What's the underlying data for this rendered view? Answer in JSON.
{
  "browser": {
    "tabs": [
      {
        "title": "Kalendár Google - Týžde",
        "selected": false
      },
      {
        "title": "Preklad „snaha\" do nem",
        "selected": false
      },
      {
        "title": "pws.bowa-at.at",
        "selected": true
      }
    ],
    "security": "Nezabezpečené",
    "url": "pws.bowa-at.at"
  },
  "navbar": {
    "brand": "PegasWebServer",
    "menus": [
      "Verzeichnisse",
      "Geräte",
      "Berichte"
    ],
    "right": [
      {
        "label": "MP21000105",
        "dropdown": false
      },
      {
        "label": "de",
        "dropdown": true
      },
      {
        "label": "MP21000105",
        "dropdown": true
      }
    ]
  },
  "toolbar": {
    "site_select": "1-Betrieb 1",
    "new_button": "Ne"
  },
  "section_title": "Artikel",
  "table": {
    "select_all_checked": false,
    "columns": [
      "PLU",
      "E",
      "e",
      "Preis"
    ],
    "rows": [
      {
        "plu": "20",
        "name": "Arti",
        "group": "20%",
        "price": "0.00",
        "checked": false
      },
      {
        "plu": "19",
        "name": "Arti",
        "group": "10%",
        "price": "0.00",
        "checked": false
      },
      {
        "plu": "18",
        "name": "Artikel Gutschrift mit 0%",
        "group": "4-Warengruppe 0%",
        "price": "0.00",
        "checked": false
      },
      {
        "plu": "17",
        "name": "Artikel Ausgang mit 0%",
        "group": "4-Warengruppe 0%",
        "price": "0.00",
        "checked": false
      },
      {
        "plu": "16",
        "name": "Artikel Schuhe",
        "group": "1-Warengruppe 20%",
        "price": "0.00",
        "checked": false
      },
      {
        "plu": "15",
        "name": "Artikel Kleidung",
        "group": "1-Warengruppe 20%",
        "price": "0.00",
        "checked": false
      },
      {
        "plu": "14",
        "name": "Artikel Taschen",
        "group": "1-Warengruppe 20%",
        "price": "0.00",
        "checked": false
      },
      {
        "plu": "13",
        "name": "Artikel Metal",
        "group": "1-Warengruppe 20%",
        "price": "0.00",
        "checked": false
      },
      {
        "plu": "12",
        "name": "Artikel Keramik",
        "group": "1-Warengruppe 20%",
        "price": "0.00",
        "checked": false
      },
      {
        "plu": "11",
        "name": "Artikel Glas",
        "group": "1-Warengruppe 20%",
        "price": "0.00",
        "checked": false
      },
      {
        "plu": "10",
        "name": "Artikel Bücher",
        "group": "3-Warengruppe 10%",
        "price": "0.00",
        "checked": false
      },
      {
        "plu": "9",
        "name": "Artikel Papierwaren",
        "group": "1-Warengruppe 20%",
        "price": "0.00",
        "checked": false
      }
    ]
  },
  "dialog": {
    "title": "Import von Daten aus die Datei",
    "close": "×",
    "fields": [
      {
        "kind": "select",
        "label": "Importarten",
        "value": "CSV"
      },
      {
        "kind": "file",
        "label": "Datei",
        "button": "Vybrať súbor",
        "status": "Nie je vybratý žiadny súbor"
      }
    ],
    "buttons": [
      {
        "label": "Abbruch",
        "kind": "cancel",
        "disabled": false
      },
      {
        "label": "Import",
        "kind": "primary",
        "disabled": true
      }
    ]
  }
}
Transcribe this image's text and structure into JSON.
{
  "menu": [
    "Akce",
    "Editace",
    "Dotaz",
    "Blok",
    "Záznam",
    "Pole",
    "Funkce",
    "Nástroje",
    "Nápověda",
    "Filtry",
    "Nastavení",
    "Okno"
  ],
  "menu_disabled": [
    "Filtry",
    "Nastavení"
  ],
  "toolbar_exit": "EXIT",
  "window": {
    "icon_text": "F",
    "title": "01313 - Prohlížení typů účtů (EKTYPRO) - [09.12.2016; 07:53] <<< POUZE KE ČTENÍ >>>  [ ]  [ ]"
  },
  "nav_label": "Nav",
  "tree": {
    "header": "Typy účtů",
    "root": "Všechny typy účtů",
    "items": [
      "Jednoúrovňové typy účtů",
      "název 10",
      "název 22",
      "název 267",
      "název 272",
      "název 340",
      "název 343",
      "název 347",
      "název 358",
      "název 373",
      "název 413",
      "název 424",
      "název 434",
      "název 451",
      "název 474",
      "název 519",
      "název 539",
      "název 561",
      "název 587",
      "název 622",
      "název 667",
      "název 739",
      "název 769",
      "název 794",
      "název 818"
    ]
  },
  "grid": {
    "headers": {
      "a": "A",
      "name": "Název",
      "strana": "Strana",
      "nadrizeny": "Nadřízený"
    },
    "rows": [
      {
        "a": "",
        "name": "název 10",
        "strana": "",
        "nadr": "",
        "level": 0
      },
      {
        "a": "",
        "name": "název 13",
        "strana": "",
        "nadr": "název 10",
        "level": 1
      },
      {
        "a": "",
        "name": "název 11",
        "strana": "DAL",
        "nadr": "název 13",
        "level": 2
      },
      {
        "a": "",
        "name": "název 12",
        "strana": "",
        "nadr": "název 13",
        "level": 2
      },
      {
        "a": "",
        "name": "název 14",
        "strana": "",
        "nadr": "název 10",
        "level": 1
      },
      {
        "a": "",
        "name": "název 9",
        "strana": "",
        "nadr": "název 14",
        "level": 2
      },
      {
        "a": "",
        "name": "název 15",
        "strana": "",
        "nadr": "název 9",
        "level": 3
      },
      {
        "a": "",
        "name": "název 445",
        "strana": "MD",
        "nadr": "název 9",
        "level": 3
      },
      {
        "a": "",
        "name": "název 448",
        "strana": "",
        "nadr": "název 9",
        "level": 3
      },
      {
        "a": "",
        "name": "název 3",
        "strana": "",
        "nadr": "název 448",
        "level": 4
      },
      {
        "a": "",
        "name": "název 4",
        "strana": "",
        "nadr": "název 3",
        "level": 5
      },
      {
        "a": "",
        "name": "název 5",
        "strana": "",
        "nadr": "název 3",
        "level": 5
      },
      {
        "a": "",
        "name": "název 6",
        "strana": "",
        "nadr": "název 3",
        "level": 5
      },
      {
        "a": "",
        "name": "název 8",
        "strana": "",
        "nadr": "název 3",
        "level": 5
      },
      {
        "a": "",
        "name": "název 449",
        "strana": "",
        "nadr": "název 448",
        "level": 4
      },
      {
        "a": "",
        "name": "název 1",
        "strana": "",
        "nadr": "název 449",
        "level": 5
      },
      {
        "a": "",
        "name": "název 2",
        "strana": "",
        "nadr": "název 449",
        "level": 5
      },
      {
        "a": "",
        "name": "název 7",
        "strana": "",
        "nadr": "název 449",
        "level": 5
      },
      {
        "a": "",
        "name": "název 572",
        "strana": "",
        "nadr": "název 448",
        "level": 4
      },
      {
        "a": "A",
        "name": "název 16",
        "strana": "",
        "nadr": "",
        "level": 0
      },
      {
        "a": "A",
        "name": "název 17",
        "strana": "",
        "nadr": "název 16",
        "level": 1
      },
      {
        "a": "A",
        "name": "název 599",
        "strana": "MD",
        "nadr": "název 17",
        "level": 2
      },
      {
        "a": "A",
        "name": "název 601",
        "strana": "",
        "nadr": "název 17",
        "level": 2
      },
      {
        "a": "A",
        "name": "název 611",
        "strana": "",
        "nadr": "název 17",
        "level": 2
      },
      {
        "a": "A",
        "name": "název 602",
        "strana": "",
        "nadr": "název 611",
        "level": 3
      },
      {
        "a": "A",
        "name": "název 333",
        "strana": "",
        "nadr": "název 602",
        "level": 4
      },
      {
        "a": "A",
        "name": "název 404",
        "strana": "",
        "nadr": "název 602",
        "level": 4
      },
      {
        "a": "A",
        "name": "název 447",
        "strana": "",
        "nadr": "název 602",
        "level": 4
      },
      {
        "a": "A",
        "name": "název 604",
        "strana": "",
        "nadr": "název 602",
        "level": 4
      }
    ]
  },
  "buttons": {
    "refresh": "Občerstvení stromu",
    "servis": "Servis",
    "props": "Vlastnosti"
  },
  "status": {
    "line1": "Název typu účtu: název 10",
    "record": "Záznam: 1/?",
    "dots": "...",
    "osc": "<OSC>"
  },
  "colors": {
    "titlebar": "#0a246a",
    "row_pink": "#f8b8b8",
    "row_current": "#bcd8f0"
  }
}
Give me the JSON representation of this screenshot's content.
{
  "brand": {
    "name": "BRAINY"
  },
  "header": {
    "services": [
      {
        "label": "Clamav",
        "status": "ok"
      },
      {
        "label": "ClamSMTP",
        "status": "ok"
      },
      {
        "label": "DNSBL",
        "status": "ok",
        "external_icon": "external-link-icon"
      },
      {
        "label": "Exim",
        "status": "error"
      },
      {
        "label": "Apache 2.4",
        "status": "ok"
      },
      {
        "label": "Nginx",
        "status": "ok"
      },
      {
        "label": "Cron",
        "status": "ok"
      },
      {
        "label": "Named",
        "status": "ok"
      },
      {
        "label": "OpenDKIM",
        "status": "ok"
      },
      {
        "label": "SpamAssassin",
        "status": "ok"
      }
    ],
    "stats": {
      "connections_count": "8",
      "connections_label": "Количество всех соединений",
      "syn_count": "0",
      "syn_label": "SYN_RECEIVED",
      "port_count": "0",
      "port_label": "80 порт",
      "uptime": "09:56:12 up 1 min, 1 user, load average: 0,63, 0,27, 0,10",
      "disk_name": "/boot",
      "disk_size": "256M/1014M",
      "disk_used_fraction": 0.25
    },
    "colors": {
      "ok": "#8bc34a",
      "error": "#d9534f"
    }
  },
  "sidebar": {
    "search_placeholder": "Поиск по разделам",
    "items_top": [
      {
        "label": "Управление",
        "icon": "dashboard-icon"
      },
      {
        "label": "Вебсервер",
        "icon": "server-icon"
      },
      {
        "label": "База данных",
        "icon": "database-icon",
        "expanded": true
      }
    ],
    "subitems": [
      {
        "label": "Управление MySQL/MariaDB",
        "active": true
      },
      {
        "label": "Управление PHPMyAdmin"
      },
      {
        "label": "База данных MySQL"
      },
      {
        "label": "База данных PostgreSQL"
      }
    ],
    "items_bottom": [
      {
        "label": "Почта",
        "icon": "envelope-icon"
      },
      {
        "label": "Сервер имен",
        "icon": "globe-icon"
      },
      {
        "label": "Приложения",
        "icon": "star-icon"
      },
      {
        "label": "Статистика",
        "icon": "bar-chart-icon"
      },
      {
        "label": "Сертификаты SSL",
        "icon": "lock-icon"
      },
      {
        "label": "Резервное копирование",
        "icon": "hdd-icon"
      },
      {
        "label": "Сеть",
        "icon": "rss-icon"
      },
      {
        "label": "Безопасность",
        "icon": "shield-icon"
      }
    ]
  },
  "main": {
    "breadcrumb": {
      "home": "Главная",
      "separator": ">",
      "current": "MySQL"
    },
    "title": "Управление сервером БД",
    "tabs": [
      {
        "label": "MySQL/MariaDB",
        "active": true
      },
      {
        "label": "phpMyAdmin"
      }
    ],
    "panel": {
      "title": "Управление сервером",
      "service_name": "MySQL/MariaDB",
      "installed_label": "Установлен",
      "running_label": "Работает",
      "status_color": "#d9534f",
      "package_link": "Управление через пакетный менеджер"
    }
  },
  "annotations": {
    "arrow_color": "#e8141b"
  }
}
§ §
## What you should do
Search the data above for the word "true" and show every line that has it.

## Answer area
        "selected": true
        "dropdown": true
        "dropdown": true
        "disabled": true
        "expanded": true
        "active": true
        "active": true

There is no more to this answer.